Learn more about instituting least privilege
If your users have more access than they need to perform their current job functions, we recommend you read our executive brief, "Mitigating the Risks of Privilege-based Attacks in Federal Agencies."
You will learn the value of instituting and enforcing a least-privilege approach in which users receive permissions only to the systems, applications, and data they need based on their current role or profile in the agency – and the capabilities that BeyondTrust offers to ensure both internal and regulatory compliance.
Watch this space for further posts in which we go into each of the above-named regulations in more detail: what they require of agencies, and what BeyondTrust solutions can deliver.
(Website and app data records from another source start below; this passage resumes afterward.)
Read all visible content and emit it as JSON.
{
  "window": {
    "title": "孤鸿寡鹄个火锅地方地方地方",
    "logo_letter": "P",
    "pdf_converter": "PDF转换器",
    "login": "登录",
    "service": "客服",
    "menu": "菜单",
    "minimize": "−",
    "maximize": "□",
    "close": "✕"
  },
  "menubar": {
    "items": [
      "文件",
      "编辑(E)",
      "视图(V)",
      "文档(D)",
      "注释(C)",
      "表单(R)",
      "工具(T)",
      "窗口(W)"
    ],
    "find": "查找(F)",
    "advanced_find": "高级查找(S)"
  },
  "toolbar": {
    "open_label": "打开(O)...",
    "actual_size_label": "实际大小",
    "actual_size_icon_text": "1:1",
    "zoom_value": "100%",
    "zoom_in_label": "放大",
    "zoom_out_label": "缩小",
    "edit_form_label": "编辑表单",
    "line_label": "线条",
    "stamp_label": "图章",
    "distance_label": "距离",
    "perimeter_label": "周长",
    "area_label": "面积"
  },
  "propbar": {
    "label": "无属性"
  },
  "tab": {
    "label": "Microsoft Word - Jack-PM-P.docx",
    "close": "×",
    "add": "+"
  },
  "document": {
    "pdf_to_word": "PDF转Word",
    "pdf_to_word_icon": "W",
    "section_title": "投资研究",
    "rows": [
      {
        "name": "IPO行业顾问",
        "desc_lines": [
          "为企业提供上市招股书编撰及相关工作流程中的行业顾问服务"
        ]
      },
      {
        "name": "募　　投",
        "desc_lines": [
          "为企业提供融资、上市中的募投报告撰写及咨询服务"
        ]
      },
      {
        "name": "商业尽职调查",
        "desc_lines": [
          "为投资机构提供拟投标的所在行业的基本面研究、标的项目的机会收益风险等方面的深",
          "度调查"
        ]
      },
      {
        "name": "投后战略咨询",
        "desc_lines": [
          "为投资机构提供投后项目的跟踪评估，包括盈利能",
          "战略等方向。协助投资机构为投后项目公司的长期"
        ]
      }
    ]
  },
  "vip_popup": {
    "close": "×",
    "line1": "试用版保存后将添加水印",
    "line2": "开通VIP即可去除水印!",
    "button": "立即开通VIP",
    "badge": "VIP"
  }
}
For more information on our privilege and vulnerability management products, as well as our BeyondInsight platform that ties it all together and provides a single, centralized view of network activity, please visit BeyondTrust Products Overview.